Activity:
What you return should be each line of the data containing the string "chevron".

Element data from apps and pages
[Start of Attachment]
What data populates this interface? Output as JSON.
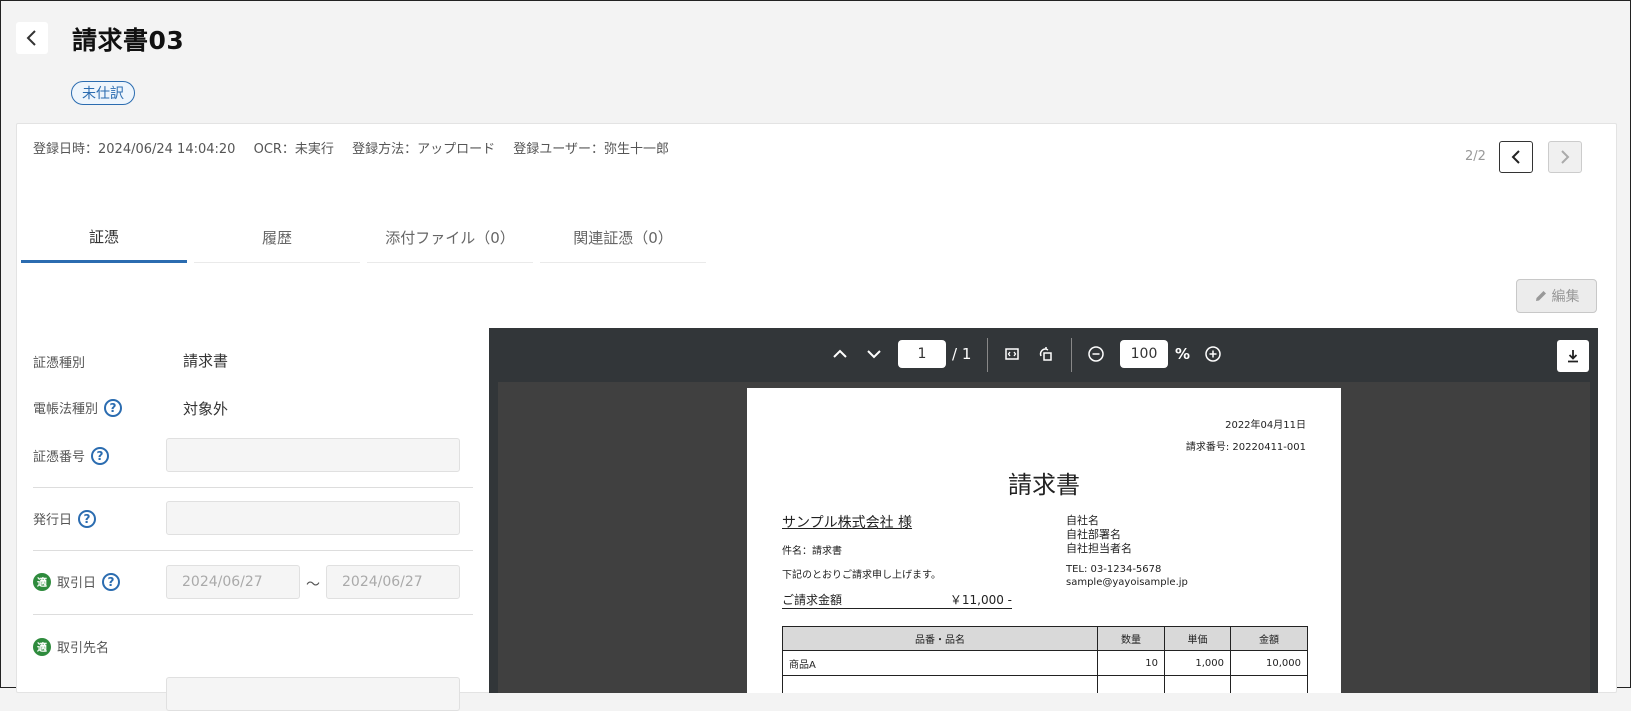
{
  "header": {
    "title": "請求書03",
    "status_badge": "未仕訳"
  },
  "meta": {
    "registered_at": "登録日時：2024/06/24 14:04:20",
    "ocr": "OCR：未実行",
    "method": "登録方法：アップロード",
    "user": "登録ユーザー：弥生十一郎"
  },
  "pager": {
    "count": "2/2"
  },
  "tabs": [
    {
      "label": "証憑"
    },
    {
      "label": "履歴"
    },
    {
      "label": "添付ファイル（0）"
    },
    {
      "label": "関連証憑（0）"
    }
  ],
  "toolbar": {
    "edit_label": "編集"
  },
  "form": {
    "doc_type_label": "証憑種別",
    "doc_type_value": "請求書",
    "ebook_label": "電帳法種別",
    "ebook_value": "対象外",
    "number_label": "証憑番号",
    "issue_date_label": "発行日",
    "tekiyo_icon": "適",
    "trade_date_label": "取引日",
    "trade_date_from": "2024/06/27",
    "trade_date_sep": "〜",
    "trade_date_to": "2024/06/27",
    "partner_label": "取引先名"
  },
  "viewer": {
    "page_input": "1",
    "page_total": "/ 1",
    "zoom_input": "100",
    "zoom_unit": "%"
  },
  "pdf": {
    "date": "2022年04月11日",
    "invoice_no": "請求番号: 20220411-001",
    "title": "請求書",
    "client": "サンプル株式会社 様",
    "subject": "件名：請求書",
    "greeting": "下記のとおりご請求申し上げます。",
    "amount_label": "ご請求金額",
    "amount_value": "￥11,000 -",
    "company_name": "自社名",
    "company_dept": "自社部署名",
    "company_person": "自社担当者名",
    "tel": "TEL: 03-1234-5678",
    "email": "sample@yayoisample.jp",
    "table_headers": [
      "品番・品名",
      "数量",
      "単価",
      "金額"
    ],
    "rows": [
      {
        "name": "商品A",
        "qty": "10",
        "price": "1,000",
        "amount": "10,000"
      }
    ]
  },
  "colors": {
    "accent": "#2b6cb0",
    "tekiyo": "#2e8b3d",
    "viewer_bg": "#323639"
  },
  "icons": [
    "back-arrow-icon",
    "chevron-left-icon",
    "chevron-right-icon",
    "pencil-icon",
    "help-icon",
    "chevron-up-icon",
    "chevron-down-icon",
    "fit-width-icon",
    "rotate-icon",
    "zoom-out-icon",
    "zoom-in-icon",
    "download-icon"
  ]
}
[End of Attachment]
Answer below:
    "chevron-left-icon",
    "chevron-right-icon",
    "chevron-up-icon",
    "chevron-down-icon",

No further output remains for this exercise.